> _Material provided_
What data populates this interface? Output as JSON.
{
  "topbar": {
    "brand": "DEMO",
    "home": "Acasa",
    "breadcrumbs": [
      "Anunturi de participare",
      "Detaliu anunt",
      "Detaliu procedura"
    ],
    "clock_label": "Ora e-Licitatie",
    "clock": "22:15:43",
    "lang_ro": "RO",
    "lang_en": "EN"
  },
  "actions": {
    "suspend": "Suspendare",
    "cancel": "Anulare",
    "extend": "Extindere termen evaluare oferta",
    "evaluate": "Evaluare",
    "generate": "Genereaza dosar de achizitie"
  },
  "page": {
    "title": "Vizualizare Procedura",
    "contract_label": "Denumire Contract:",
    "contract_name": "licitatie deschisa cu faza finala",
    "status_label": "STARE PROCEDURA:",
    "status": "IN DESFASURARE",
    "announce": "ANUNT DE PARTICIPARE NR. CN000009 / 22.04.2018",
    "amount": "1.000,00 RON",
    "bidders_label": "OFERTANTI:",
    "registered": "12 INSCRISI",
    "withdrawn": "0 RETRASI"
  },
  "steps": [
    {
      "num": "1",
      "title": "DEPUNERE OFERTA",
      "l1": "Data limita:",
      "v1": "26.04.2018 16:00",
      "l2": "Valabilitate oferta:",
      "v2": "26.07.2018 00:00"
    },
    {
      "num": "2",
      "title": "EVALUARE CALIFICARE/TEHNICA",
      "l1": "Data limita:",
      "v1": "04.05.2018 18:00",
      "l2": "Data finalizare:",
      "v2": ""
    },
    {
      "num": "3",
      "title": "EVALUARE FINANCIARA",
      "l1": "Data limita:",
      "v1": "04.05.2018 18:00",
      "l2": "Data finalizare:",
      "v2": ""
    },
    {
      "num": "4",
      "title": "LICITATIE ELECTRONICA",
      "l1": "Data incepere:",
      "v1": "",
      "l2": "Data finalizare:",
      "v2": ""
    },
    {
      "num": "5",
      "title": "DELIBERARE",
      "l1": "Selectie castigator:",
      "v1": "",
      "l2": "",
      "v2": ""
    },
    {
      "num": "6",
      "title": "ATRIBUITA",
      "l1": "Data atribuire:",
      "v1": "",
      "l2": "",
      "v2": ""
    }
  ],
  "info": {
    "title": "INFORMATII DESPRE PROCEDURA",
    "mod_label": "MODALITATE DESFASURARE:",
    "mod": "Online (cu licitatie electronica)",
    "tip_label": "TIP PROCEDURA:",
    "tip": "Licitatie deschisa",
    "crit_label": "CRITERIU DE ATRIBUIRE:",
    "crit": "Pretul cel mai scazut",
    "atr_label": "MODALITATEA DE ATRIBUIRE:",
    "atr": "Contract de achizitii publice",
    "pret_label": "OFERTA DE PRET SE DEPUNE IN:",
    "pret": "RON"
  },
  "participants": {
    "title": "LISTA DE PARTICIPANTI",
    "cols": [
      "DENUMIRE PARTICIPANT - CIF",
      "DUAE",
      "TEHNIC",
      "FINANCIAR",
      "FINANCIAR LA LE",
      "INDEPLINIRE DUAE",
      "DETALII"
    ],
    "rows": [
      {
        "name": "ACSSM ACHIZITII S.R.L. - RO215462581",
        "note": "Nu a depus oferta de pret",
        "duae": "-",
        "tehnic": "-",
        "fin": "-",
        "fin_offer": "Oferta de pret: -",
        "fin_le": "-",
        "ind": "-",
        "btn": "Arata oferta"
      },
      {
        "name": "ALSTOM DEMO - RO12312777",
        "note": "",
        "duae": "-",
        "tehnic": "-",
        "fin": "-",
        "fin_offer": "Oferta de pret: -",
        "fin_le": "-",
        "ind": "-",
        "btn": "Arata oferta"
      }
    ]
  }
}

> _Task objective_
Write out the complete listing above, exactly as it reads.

> _Output of the exercise_
What data populates this interface? Output as JSON.
{
  "topbar": {
    "brand": "DEMO",
    "home": "Acasa",
    "breadcrumbs": [
      "Anunturi de participare",
      "Detaliu anunt",
      "Detaliu procedura"
    ],
    "clock_label": "Ora e-Licitatie",
    "clock": "22:15:43",
    "lang_ro": "RO",
    "lang_en": "EN"
  },
  "actions": {
    "suspend": "Suspendare",
    "cancel": "Anulare",
    "extend": "Extindere termen evaluare oferta",
    "evaluate": "Evaluare",
    "generate": "Genereaza dosar de achizitie"
  },
  "page": {
    "title": "Vizualizare Procedura",
    "contract_label": "Denumire Contract:",
    "contract_name": "licitatie deschisa cu faza finala",
    "status_label": "STARE PROCEDURA:",
    "status": "IN DESFASURARE",
    "announce": "ANUNT DE PARTICIPARE NR. CN000009 / 22.04.2018",
    "amount": "1.000,00 RON",
    "bidders_label": "OFERTANTI:",
    "registered": "12 INSCRISI",
    "withdrawn": "0 RETRASI"
  },
  "steps": [
    {
      "num": "1",
      "title": "DEPUNERE OFERTA",
      "l1": "Data limita:",
      "v1": "26.04.2018 16:00",
      "l2": "Valabilitate oferta:",
      "v2": "26.07.2018 00:00"
    },
    {
      "num": "2",
      "title": "EVALUARE CALIFICARE/TEHNICA",
      "l1": "Data limita:",
      "v1": "04.05.2018 18:00",
      "l2": "Data finalizare:",
      "v2": ""
    },
    {
      "num": "3",
      "title": "EVALUARE FINANCIARA",
      "l1": "Data limita:",
      "v1": "04.05.2018 18:00",
      "l2": "Data finalizare:",
      "v2": ""
    },
    {
      "num": "4",
      "title": "LICITATIE ELECTRONICA",
      "l1": "Data incepere:",
      "v1": "",
      "l2": "Data finalizare:",
      "v2": ""
    },
    {
      "num": "5",
      "title": "DELIBERARE",
      "l1": "Selectie castigator:",
      "v1": "",
      "l2": "",
      "v2": ""
    },
    {
      "num": "6",
      "title": "ATRIBUITA",
      "l1": "Data atribuire:",
      "v1": "",
      "l2": "",
      "v2": ""
    }
  ],
  "info": {
    "title": "INFORMATII DESPRE PROCEDURA",
    "mod_label": "MODALITATE DESFASURARE:",
    "mod": "Online (cu licitatie electronica)",
    "tip_label": "TIP PROCEDURA:",
    "tip": "Licitatie deschisa",
    "crit_label": "CRITERIU DE ATRIBUIRE:",
    "crit": "Pretul cel mai scazut",
    "atr_label": "MODALITATEA DE ATRIBUIRE:",
    "atr": "Contract de achizitii publice",
    "pret_label": "OFERTA DE PRET SE DEPUNE IN:",
    "pret": "RON"
  },
  "participants": {
    "title": "LISTA DE PARTICIPANTI",
    "cols": [
      "DENUMIRE PARTICIPANT - CIF",
      "DUAE",
      "TEHNIC",
      "FINANCIAR",
      "FINANCIAR LA LE",
      "INDEPLINIRE DUAE",
      "DETALII"
    ],
    "rows": [
      {
        "name": "ACSSM ACHIZITII S.R.L. - RO215462581",
        "note": "Nu a depus oferta de pret",
        "duae": "-",
        "tehnic": "-",
        "fin": "-",
        "fin_offer": "Oferta de pret: -",
        "fin_le": "-",
        "ind": "-",
        "btn": "Arata oferta"
      },
      {
        "name": "ALSTOM DEMO - RO12312777",
        "note": "",
        "duae": "-",
        "tehnic": "-",
        "fin": "-",
        "fin_offer": "Oferta de pret: -",
        "fin_le": "-",
        "ind": "-",
        "btn": "Arata oferta"
      }
    ]
  }
}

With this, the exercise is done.